▶ [Exercise directions]: Using the lines below, work out the count of those that hold "SGCache". Give the number only.

▶ [Dataset excerpts]:
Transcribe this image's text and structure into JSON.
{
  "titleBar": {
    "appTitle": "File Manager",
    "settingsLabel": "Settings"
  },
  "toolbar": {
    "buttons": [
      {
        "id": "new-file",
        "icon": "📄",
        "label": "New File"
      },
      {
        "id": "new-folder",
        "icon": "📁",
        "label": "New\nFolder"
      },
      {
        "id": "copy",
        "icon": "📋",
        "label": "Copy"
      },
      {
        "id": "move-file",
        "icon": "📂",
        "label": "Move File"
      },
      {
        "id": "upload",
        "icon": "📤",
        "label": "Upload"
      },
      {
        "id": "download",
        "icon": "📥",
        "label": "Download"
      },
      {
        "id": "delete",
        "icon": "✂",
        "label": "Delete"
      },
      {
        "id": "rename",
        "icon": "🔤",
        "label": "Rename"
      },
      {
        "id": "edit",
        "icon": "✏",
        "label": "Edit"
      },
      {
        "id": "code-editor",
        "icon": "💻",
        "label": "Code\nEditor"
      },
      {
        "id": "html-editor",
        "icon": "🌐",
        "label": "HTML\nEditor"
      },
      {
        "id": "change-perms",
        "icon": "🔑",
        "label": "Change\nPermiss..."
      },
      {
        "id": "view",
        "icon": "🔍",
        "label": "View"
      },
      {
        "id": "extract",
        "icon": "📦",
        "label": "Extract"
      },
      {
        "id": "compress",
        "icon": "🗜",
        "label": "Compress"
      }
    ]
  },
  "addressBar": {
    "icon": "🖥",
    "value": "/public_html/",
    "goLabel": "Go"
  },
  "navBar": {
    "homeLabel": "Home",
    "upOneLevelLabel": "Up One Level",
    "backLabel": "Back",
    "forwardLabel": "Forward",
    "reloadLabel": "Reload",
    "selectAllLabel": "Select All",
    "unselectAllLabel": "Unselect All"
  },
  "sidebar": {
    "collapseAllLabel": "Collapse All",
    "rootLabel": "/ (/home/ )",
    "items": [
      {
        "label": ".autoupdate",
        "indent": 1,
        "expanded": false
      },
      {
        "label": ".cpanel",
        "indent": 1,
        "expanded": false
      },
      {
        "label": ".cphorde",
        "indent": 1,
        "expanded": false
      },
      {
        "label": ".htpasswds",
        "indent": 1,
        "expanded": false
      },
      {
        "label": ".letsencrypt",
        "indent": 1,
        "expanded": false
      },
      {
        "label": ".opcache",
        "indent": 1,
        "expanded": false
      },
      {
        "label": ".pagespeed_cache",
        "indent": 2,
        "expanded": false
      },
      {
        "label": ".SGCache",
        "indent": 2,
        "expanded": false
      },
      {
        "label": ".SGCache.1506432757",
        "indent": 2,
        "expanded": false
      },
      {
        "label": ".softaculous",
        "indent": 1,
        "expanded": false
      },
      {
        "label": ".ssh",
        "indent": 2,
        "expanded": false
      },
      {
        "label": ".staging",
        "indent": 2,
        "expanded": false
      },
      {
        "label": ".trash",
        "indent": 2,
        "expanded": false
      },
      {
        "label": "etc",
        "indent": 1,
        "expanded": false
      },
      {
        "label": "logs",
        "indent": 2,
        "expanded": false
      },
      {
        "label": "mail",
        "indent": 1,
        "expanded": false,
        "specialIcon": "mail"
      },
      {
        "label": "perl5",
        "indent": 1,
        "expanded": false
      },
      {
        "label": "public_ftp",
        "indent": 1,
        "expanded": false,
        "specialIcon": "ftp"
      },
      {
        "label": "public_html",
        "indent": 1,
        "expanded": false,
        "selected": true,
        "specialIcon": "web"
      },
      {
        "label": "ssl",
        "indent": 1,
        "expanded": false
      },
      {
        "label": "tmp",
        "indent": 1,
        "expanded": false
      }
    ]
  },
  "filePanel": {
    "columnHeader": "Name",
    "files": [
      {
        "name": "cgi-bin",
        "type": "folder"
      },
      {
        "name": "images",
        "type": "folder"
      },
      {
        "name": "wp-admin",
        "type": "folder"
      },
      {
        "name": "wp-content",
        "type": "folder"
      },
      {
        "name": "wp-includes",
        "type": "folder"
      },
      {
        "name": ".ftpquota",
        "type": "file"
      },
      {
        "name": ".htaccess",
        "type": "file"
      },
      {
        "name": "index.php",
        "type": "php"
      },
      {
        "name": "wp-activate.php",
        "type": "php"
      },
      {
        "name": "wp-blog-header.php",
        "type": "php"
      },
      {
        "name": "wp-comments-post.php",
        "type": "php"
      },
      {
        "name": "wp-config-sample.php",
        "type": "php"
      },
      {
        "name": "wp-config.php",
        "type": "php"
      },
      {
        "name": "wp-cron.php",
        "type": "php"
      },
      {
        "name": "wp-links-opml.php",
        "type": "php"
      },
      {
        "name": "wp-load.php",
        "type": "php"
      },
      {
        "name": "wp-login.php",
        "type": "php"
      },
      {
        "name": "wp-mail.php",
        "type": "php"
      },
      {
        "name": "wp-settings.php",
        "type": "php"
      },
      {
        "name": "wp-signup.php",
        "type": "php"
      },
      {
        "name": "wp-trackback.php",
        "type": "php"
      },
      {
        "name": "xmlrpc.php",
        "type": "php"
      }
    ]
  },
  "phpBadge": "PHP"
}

▶ [Answer below]: 2